**Task to carry out**
Each record must be printed exactly as given.

**The data**
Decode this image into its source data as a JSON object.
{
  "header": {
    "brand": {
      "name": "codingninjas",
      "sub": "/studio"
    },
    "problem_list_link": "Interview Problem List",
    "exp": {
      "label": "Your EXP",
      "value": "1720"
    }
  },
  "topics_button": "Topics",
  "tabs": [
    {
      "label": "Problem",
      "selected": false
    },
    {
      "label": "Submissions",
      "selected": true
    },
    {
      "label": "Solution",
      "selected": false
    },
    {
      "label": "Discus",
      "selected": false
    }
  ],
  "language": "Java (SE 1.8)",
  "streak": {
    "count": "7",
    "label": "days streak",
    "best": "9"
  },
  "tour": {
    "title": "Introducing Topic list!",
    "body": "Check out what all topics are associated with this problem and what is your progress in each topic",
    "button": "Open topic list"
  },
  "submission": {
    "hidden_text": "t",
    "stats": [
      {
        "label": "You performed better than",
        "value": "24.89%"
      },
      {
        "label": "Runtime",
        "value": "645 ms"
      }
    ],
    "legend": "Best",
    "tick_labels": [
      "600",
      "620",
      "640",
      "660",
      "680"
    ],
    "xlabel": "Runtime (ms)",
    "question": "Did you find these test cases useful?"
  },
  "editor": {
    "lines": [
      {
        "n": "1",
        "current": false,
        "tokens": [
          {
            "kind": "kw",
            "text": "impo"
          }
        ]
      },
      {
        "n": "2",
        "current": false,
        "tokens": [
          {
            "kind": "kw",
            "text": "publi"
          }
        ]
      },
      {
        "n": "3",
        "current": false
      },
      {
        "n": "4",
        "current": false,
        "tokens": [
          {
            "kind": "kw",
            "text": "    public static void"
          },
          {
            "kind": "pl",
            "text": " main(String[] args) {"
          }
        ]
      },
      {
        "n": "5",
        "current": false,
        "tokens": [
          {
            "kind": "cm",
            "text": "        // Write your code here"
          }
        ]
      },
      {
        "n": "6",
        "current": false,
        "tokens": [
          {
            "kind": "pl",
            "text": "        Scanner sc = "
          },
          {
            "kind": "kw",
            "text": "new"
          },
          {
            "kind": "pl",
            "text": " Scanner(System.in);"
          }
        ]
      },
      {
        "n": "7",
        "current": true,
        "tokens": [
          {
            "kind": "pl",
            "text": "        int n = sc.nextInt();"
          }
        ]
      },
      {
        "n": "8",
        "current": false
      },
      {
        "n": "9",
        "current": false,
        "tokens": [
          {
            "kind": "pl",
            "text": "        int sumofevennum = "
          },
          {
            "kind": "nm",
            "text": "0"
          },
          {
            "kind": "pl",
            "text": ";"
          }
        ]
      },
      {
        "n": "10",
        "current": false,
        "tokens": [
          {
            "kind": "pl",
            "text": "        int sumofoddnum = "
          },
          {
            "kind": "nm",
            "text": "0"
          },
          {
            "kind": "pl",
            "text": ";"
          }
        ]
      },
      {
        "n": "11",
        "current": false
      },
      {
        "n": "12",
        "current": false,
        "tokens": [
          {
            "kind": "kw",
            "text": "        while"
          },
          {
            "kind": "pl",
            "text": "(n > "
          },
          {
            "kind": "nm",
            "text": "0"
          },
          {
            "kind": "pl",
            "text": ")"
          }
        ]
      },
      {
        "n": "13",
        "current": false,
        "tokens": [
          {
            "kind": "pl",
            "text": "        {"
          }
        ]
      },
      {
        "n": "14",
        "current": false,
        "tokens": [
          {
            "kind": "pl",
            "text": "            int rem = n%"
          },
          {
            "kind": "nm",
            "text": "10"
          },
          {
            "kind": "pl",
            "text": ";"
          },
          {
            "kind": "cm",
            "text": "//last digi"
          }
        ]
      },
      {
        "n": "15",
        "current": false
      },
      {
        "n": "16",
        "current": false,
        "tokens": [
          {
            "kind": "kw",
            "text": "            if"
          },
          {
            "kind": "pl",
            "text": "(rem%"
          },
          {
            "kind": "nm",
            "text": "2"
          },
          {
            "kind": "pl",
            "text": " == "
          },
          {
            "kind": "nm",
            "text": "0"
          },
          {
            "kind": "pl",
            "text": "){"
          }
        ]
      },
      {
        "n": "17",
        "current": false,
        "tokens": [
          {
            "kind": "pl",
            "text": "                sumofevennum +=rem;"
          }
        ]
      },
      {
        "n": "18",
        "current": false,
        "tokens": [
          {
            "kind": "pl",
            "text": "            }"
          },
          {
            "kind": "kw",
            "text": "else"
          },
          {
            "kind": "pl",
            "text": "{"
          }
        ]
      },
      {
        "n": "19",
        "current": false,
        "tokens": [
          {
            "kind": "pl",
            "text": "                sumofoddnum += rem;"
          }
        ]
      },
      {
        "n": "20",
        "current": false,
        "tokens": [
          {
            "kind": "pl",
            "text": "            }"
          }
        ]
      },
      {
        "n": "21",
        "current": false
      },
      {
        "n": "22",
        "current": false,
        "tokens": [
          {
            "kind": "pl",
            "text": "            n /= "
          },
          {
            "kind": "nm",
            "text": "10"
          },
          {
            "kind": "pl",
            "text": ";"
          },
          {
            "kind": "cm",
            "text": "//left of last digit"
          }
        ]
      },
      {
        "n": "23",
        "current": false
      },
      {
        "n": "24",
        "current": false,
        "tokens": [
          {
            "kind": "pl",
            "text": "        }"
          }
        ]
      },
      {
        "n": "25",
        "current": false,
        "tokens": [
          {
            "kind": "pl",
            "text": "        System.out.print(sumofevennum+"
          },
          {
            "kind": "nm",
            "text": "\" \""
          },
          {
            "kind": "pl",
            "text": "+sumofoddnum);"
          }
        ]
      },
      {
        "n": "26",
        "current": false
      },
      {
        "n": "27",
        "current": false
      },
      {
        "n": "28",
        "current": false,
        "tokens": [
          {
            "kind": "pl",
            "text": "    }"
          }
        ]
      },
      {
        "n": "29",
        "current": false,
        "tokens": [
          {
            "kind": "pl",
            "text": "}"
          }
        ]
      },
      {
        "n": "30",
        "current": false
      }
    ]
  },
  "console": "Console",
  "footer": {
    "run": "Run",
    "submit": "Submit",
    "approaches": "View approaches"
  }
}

**Problem solution**
Decode this image into its source data as a JSON object.
{
  "header": {
    "brand": {
      "name": "codingninjas",
      "sub": "/studio"
    },
    "problem_list_link": "Interview Problem List",
    "exp": {
      "label": "Your EXP",
      "value": "1720"
    }
  },
  "topics_button": "Topics",
  "tabs": [
    {
      "label": "Problem",
      "selected": false
    },
    {
      "label": "Submissions",
      "selected": true
    },
    {
      "label": "Solution",
      "selected": false
    },
    {
      "label": "Discus",
      "selected": false
    }
  ],
  "language": "Java (SE 1.8)",
  "streak": {
    "count": "7",
    "label": "days streak",
    "best": "9"
  },
  "tour": {
    "title": "Introducing Topic list!",
    "body": "Check out what all topics are associated with this problem and what is your progress in each topic",
    "button": "Open topic list"
  },
  "submission": {
    "hidden_text": "t",
    "stats": [
      {
        "label": "You performed better than",
        "value": "24.89%"
      },
      {
        "label": "Runtime",
        "value": "645 ms"
      }
    ],
    "legend": "Best",
    "tick_labels": [
      "600",
      "620",
      "640",
      "660",
      "680"
    ],
    "xlabel": "Runtime (ms)",
    "question": "Did you find these test cases useful?"
  },
  "editor": {
    "lines": [
      {
        "n": "1",
        "current": false,
        "tokens": [
          {
            "kind": "kw",
            "text": "impo"
          }
        ]
      },
      {
        "n": "2",
        "current": false,
        "tokens": [
          {
            "kind": "kw",
            "text": "publi"
          }
        ]
      },
      {
        "n": "3",
        "current": false
      },
      {
        "n": "4",
        "current": false,
        "tokens": [
          {
            "kind": "kw",
            "text": "    public static void"
          },
          {
            "kind": "pl",
            "text": " main(String[] args) {"
          }
        ]
      },
      {
        "n": "5",
        "current": false,
        "tokens": [
          {
            "kind": "cm",
            "text": "        // Write your code here"
          }
        ]
      },
      {
        "n": "6",
        "current": false,
        "tokens": [
          {
            "kind": "pl",
            "text": "        Scanner sc = "
          },
          {
            "kind": "kw",
            "text": "new"
          },
          {
            "kind": "pl",
            "text": " Scanner(System.in);"
          }
        ]
      },
      {
        "n": "7",
        "current": true,
        "tokens": [
          {
            "kind": "pl",
            "text": "        int n = sc.nextInt();"
          }
        ]
      },
      {
        "n": "8",
        "current": false
      },
      {
        "n": "9",
        "current": false,
        "tokens": [
          {
            "kind": "pl",
            "text": "        int sumofevennum = "
          },
          {
            "kind": "nm",
            "text": "0"
          },
          {
            "kind": "pl",
            "text": ";"
          }
        ]
      },
      {
        "n": "10",
        "current": false,
        "tokens": [
          {
            "kind": "pl",
            "text": "        int sumofoddnum = "
          },
          {
            "kind": "nm",
            "text": "0"
          },
          {
            "kind": "pl",
            "text": ";"
          }
        ]
      },
      {
        "n": "11",
        "current": false
      },
      {
        "n": "12",
        "current": false,
        "tokens": [
          {
            "kind": "kw",
            "text": "        while"
          },
          {
            "kind": "pl",
            "text": "(n > "
          },
          {
            "kind": "nm",
            "text": "0"
          },
          {
            "kind": "pl",
            "text": ")"
          }
        ]
      },
      {
        "n": "13",
        "current": false,
        "tokens": [
          {
            "kind": "pl",
            "text": "        {"
          }
        ]
      },
      {
        "n": "14",
        "current": false,
        "tokens": [
          {
            "kind": "pl",
            "text": "            int rem = n%"
          },
          {
            "kind": "nm",
            "text": "10"
          },
          {
            "kind": "pl",
            "text": ";"
          },
          {
            "kind": "cm",
            "text": "//last digi"
          }
        ]
      },
      {
        "n": "15",
        "current": false
      },
      {
        "n": "16",
        "current": false,
        "tokens": [
          {
            "kind": "kw",
            "text": "            if"
          },
          {
            "kind": "pl",
            "text": "(rem%"
          },
          {
            "kind": "nm",
            "text": "2"
          },
          {
            "kind": "pl",
            "text": " == "
          },
          {
            "kind": "nm",
            "text": "0"
          },
          {
            "kind": "pl",
            "text": "){"
          }
        ]
      },
      {
        "n": "17",
        "current": false,
        "tokens": [
          {
            "kind": "pl",
            "text": "                sumofevennum +=rem;"
          }
        ]
      },
      {
        "n": "18",
        "current": false,
        "tokens": [
          {
            "kind": "pl",
            "text": "            }"
          },
          {
            "kind": "kw",
            "text": "else"
          },
          {
            "kind": "pl",
            "text": "{"
          }
        ]
      },
      {
        "n": "19",
        "current": false,
        "tokens": [
          {
            "kind": "pl",
            "text": "                sumofoddnum += rem;"
          }
        ]
      },
      {
        "n": "20",
        "current": false,
        "tokens": [
          {
            "kind": "pl",
            "text": "            }"
          }
        ]
      },
      {
        "n": "21",
        "current": false
      },
      {
        "n": "22",
        "current": false,
        "tokens": [
          {
            "kind": "pl",
            "text": "            n /= "
          },
          {
            "kind": "nm",
            "text": "10"
          },
          {
            "kind": "pl",
            "text": ";"
          },
          {
            "kind": "cm",
            "text": "//left of last digit"
          }
        ]
      },
      {
        "n": "23",
        "current": false
      },
      {
        "n": "24",
        "current": false,
        "tokens": [
          {
            "kind": "pl",
            "text": "        }"
          }
        ]
      },
      {
        "n": "25",
        "current": false,
        "tokens": [
          {
            "kind": "pl",
            "text": "        System.out.print(sumofevennum+"
          },
          {
            "kind": "nm",
            "text": "\" \""
          },
          {
            "kind": "pl",
            "text": "+sumofoddnum);"
          }
        ]
      },
      {
        "n": "26",
        "current": false
      },
      {
        "n": "27",
        "current": false
      },
      {
        "n": "28",
        "current": false,
        "tokens": [
          {
            "kind": "pl",
            "text": "    }"
          }
        ]
      },
      {
        "n": "29",
        "current": false,
        "tokens": [
          {
            "kind": "pl",
            "text": "}"
          }
        ]
      },
      {
        "n": "30",
        "current": false
      }
    ]
  },
  "console": "Console",
  "footer": {
    "run": "Run",
    "submit": "Submit",
    "approaches": "View approaches"
  }
}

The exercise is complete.